His role in the Schleyer kidnapping is now well known: Boock was one of the four assassins who assassinated the chairman of the Confederation of German Employers and the Federation of German Industries on 5. September 1977 by means of a pileup and a devastating smuggling operation near Koln. During the first 14 days of the 43-day hostage situation, Boock was one of Schleyer’s guards and had numerous conversations with him. With Schleyer’s hostage-taking, the release of the "Stammheim" to be forced. But the Schmidt government remains tough. As the prere of the manhunt increases, Boock and numerous other RAF members flee to Baghdad. There they are offered a so-called support action of the Popular Front for the Liberation of Palestine (PFLP): The hijacking of a Lufthansa plane. The RAF accepts. Boock helps with preparations, for example by finding ways to smuggle weapons aboard the Landshut. But the operation fails: the hijacked plane is stormed by GSG-9 in Mogadishu. The next morning, the prisoners in Stammheim are found dead or dead on the ground. found seriously injured in their cells. For a part of the RAF it is certain that the detainees were murdered, others, however, evaluate the suicides as a self-determined action. After the demand for the release of the Stammheimers has become pointless, Schleyer is killed shortly afterwards by shot in the neck by unanimous decision of all members of the command and left to the searchers.

What Boock remembers most intensely are the nights with Schleyer. Because at night the kidnappers discussed with Schleyer – about capitalism, the aims of the RAF and the machinations of the German big corporations.

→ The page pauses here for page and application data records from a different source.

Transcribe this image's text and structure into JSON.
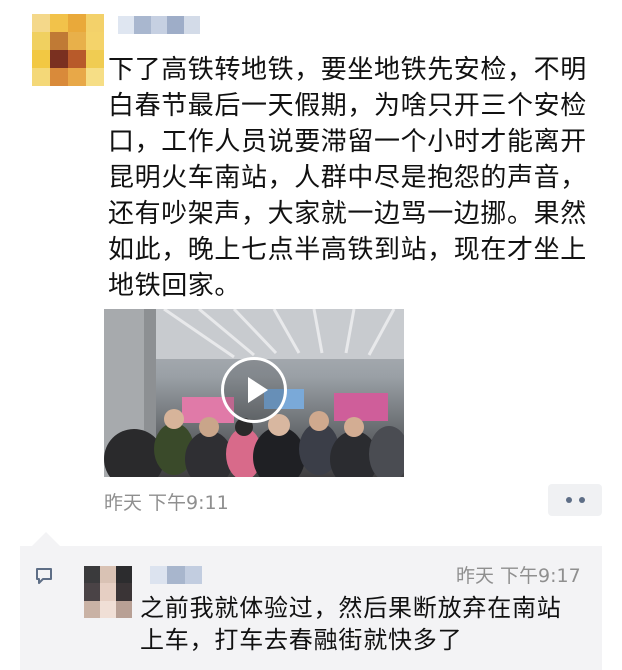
{
  "post": {
    "author_avatar": "pixelated-avatar",
    "author_name": "",
    "text": "下了高铁转地铁，要坐地铁先安检，不明白春节最后一天假期，为啥只开三个安检口，工作人员说要滞留一个小时才能离开昆明火车南站，人群中尽是抱怨的声音，还有吵架声，大家就一边骂一边挪。果然如此，晚上七点半高铁到站，现在才坐上地铁回家。",
    "media": {
      "type": "video",
      "icon": "play-icon"
    },
    "timestamp": "昨天  下午9:11",
    "more_icon": "more-dots-icon"
  },
  "comment": {
    "icon": "comment-bubble-icon",
    "author_avatar": "pixelated-avatar",
    "author_name": "",
    "timestamp": "昨天  下午9:17",
    "text": "之前我就体验过，然后果断放弃在南站上车，打车去春融街就快多了"
  },
  "colors": {
    "text": "#111111",
    "meta": "#8f8f8f",
    "comment_bg": "#f3f3f5",
    "link_blue": "#5e6e86"
  }
}
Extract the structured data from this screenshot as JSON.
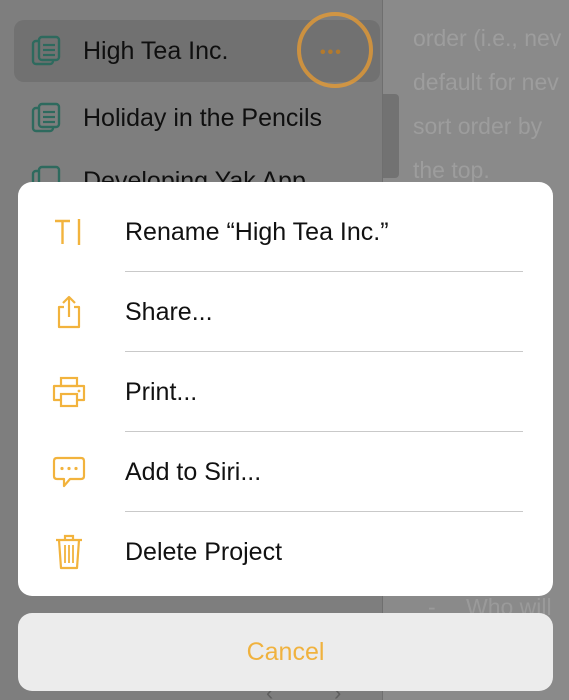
{
  "sidebar": {
    "projects": [
      {
        "name": "High Tea Inc.",
        "selected": true
      },
      {
        "name": "Holiday in the Pencils",
        "selected": false
      },
      {
        "name": "Developing Yak App",
        "selected": false
      }
    ],
    "more_button_glyph": "•••"
  },
  "content_fragments": {
    "line1": "order (i.e., nev",
    "line2": "default for nev",
    "line3": "sort order by",
    "line4": "the top.",
    "bullet_text": "Who will"
  },
  "action_sheet": {
    "items": [
      {
        "label": "Rename “High Tea Inc.”",
        "icon": "text-cursor-icon"
      },
      {
        "label": "Share...",
        "icon": "share-icon"
      },
      {
        "label": "Print...",
        "icon": "printer-icon"
      },
      {
        "label": "Add to Siri...",
        "icon": "siri-speech-bubble-icon"
      },
      {
        "label": "Delete Project",
        "icon": "trash-icon"
      }
    ],
    "cancel_label": "Cancel"
  },
  "colors": {
    "accent": "#F2B33D",
    "highlight_ring": "#F4A02C",
    "doc_icon": "#2E6A5E"
  }
}
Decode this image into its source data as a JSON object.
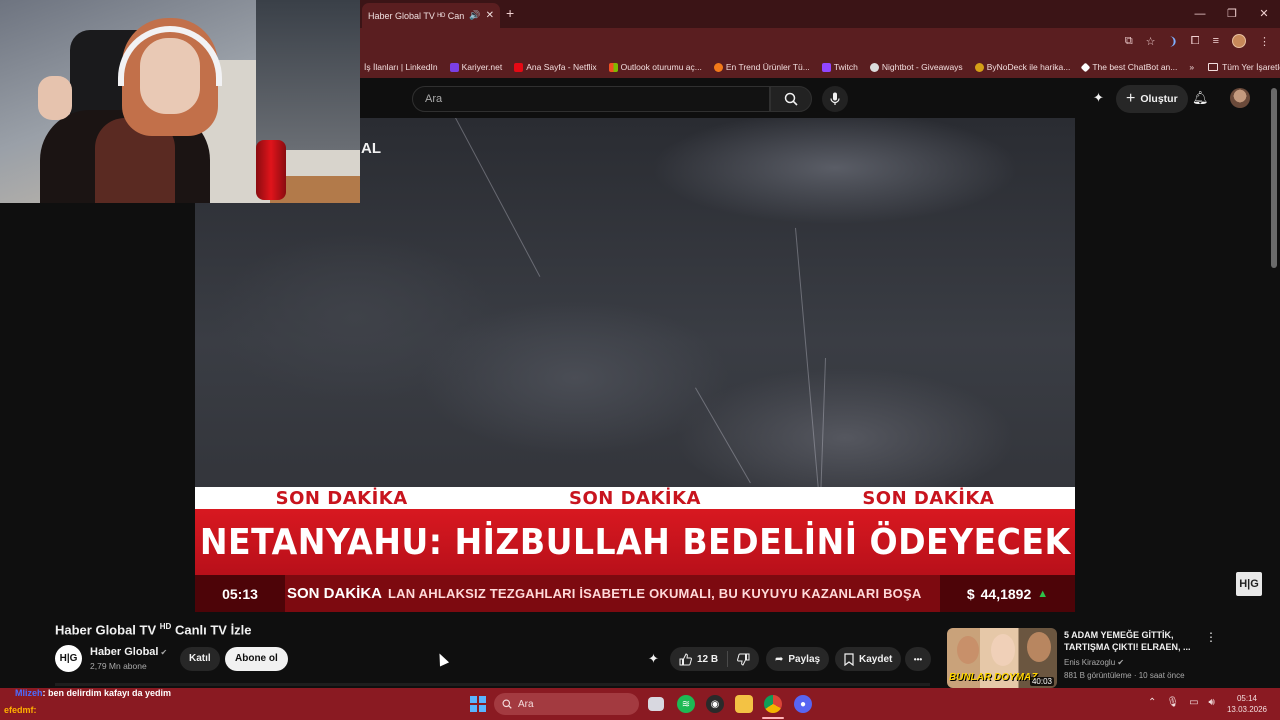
{
  "browser": {
    "tab_title": "Haber Global TV ᴴᴰ Canlı TV",
    "tab_close": "✕",
    "new_tab": "+",
    "window_controls": [
      "—",
      "❐",
      "✕"
    ]
  },
  "bookmarks": {
    "items": [
      {
        "label": "İş İlanları | LinkedIn",
        "color": "#5a1e20"
      },
      {
        "label": "Kariyer.net",
        "color": "#7b3fe4"
      },
      {
        "label": "Ana Sayfa - Netflix",
        "color": "#e50914"
      },
      {
        "label": "Outlook oturumu aç...",
        "color": "#f25022"
      },
      {
        "label": "En Trend Ürünler Tü...",
        "color": "#f27a1a"
      },
      {
        "label": "Twitch",
        "color": "#9146ff"
      },
      {
        "label": "Nightbot - Giveaways",
        "color": "#dcdcdc"
      },
      {
        "label": "ByNoDeck ile harika...",
        "color": "#d4a017"
      },
      {
        "label": "The best ChatBot an...",
        "color": "#ffffff"
      }
    ],
    "more": "»",
    "all_bookmarks": "Tüm Yer İşaretleri"
  },
  "youtube": {
    "search_placeholder": "Ara",
    "create_label": "Oluştur",
    "create_plus": "+"
  },
  "overlay": {
    "channel_fragment": "AL"
  },
  "video": {
    "son_dakika": [
      "SON DAKİKA",
      "SON DAKİKA",
      "SON DAKİKA"
    ],
    "headline": "NETANYAHU: HİZBULLAH BEDELİNİ ÖDEYECEK",
    "ticker_time": "05:13",
    "ticker_label": "SON DAKİKA",
    "ticker_text": "LAN AHLAKSIZ TEZGAHLARI İSABETLE OKUMALI, BU KUYUYU KAZANLARI BOŞA",
    "fx_symbol": "$",
    "fx_value": "44,1892",
    "fx_trend": "▲",
    "logo": "H|G"
  },
  "watch": {
    "title": "Haber Global TV",
    "title_hd": "HD",
    "title_suffix": "Canlı TV İzle",
    "channel_avatar": "H|G",
    "channel_name": "Haber Global",
    "verified": "✔",
    "subscribers": "2,79 Mn abone",
    "join_label": "Katıl",
    "subscribe_label": "Abone ol",
    "like_count": "12 B",
    "share_label": "Paylaş",
    "save_label": "Kaydet",
    "more_label": "•••"
  },
  "suggested": {
    "title": "5 ADAM YEMEĞE GİTTİK, TARTIŞMA ÇIKTI! ELRAEN, ...",
    "channel": "Enis Kirazoglu",
    "verified": "✔",
    "meta": "881 B görüntüleme · 10 saat önce",
    "duration": "40:03",
    "thumb_text": "BUNLAR DOYMAZ",
    "more": "⋮"
  },
  "chat": {
    "user1": "Mlizeh",
    "msg1": ": ben delirdim kafayı da yedim",
    "user2": "efedmf",
    "msg2": ":"
  },
  "taskbar": {
    "search_label": "Ara",
    "time": "05:14",
    "date": "13.03.2026"
  }
}
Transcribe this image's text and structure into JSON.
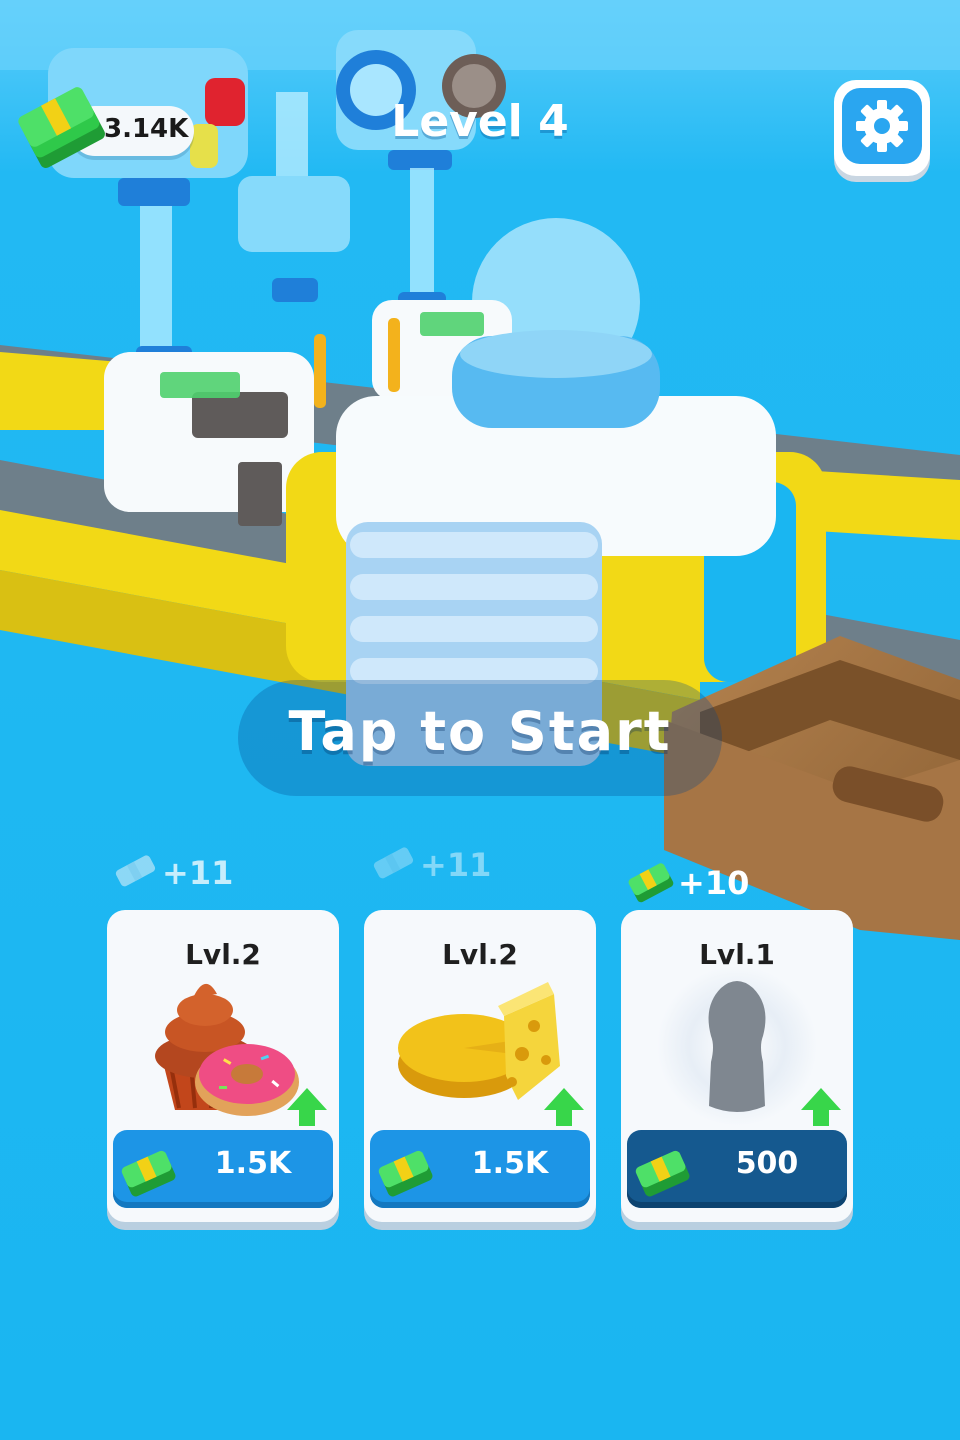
{
  "hud": {
    "money": "3.14K",
    "level_title": "Level 4",
    "settings_icon": "gear-icon"
  },
  "prompt": {
    "tap_to_start": "Tap to Start"
  },
  "upgrades": [
    {
      "earn": "+11",
      "level": "Lvl.2",
      "price": "1.5K",
      "item": "cupcake-and-donut",
      "state": "owned"
    },
    {
      "earn": "+11",
      "level": "Lvl.2",
      "price": "1.5K",
      "item": "cheese",
      "state": "owned"
    },
    {
      "earn": "+10",
      "level": "Lvl.1",
      "price": "500",
      "item": "locked-silhouette",
      "state": "locked"
    }
  ],
  "colors": {
    "background": "#1fb8f2",
    "belt_rail": "#f4dd1c",
    "button_blue": "#1d95e6",
    "button_locked": "#15598f",
    "upgrade_arrow": "#38d64a",
    "cash_green": "#2fc94a"
  }
}
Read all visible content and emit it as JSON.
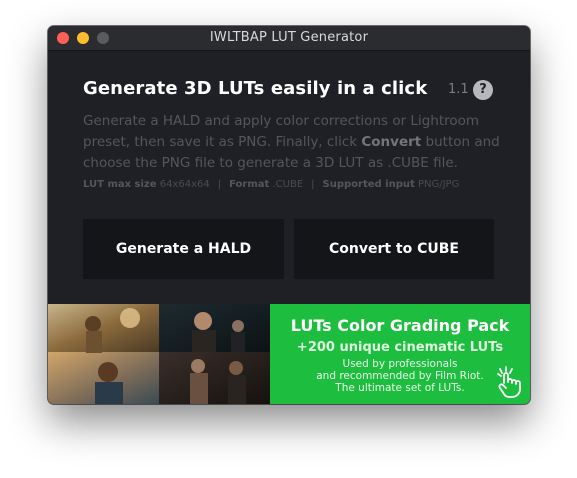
{
  "window": {
    "title": "IWLTBAP LUT Generator"
  },
  "main": {
    "headline": "Generate 3D LUTs easily in a click",
    "version": "1.1",
    "help_label": "?",
    "description_pre": "Generate a HALD and apply color corrections or Lightroom preset, then save it as PNG. Finally, click ",
    "description_bold": "Convert",
    "description_post": " button and choose the PNG file to generate a 3D LUT as .CUBE file.",
    "meta": {
      "lut_size_label": "LUT max size",
      "lut_size_value": "64x64x64",
      "format_label": "Format",
      "format_value": ".CUBE",
      "input_label": "Supported input",
      "input_value": "PNG/JPG",
      "separator": "|"
    },
    "buttons": {
      "hald_label": "Generate a HALD",
      "cube_label": "Convert to CUBE"
    }
  },
  "banner": {
    "title": "LUTs Color Grading Pack",
    "subtitle": "+200 unique cinematic LUTs",
    "line1": "Used by professionals",
    "line2": "and recommended by Film Riot.",
    "line3": "The ultimate set of LUTs."
  },
  "colors": {
    "window_bg": "#1f2025",
    "button_bg": "#141519",
    "promo_green": "#1dbe3f"
  }
}
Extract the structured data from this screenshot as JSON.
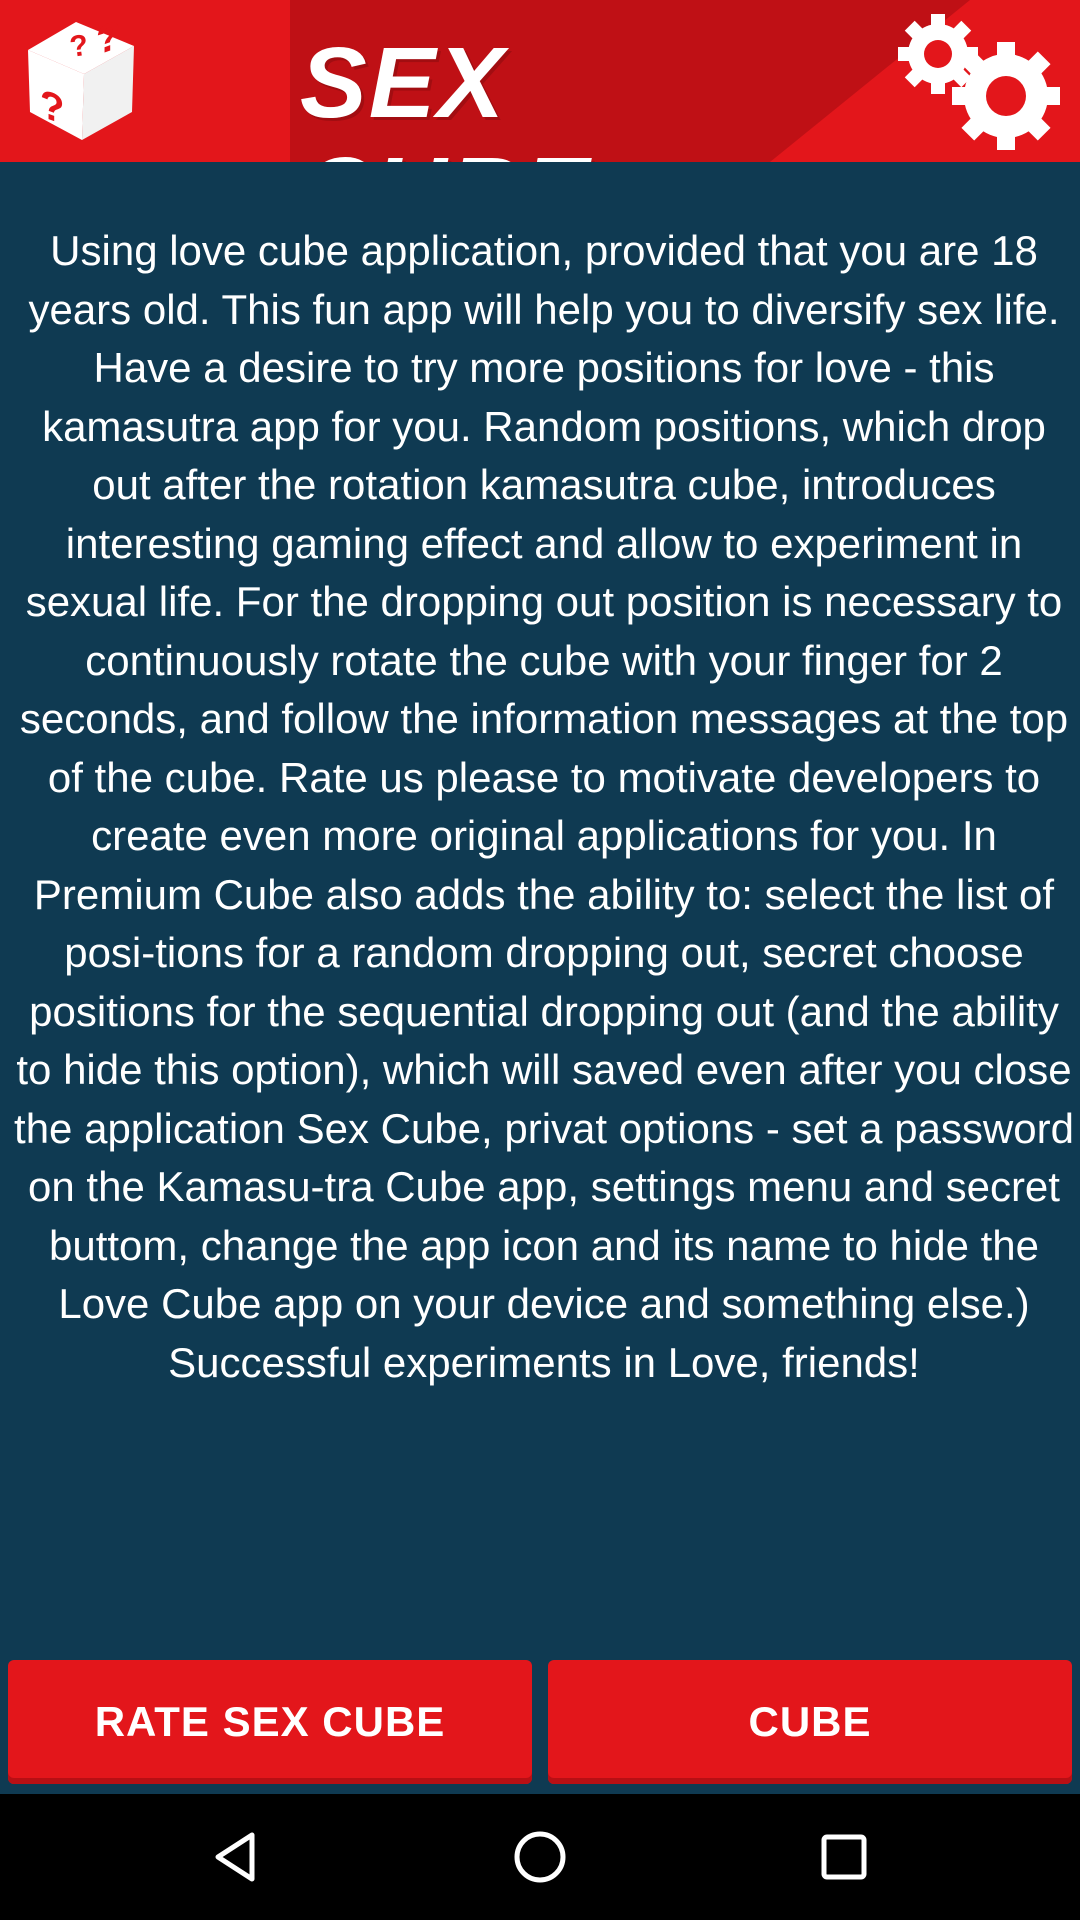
{
  "app": {
    "title": "SEX CUBE",
    "brand_color": "#e3161b",
    "background_color": "#0f3a52"
  },
  "header": {
    "left_icon": "dice-icon",
    "right_icon": "settings-gear-icon"
  },
  "description": {
    "text": "Using love cube application, provided that you are 18 years old. This fun app will help you to diversify sex life. Have a desire to try more positions for love - this kamasutra app for you. Random positions, which drop out after the rotation kamasutra cube, introduces interesting gaming effect and allow to experiment in sexual life. For the dropping out position is necessary to continuously rotate the cube with your finger for 2 seconds, and follow the information messages at the top of the cube. Rate us please to motivate developers to create even more original applications for you. In Premium Cube also adds the ability to: select the list of posi-tions for a random dropping out, secret choose positions for the sequential dropping out (and the ability to hide this option), which will saved even after you close the application Sex Cube, privat options - set a password on the Kamasu-tra Cube app, settings menu and secret buttom, change the app icon and its name to hide the Love Cube app on your device and something else.) Successful experiments in Love, friends!"
  },
  "buttons": {
    "rate_label": "RATE SEX CUBE",
    "cube_label": "CUBE"
  },
  "navbar": {
    "back_icon": "back-triangle-icon",
    "home_icon": "home-circle-icon",
    "recent_icon": "recent-square-icon"
  }
}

There was a fascination with these talks that even those of us who initially saw the prisoner as the incarnation of all that is evil could hardly resist. Through his answers, he forced us more and more each day to say goodbye to our ideas and prejudices, even if we could not admit this among ourselves. Whoever remembers the left-wing political jargon of the 70s of the 20th century?. If you remember the stereotypical patterns of thought and argumentation of the twentieth century, you will, like me, find it intellectually and linguistically difficult to bear, even embarrassing.

Schleyer also exposes the contradictions in the RAF’s argumentation and consequently ames that the RAF has no plan for the time after the war "Liberation" the Federal Republic has.

Not everyone likes the fact that someone like Boock considers himself an author. Horst Herold, for example, head of the BKA (Federal Criminal Police Office) from 1971 to 1981 and at the time the chief persecutor of the RAF, is sorry about the books written by ex-terrorists who have been released from prison, because they are so

the sovereignty of interpretation is left to the perpetrators. He himself, however, does not want to write any more, cannot write any more, wants to have peace and yet does not want it. It is not only the fear of qualender memory that now prevents him from writing his rough work on terrorism. It is also the perfectionism and the feeling that he may not be up to his standards as an old man.

This is how Heribert Prantl describes in the Suddeutsche Zeitung the dilemma of the man who brought the dragnet to Germany and likes to be called "the last prisoner of the RAF" .

To this day, he still lives in a prefab fortress "prefabricated fortress" behind the walls of a border guard barracks in Upper Bavaria and would probably not even dream of taking a seat like Boock on a red sofa at the Frankfurt Book Fair without massive protective measures. In this respect, one must be deeply grateful to Boock and the Eichborn publishing house that at least at the trade fair there was no trace of the unbearable paranoia of the Lead Age.

Peter-Jurgen Boock The Abduction and Murder of Hanns Martin Schleyer A Documentary Fiction by Peter-Jurgen Boock 176 pages Eichborn Verlag, Frankfurt am Main, 2002 ISBN 3821839767 Price € 19,90 / SFr 36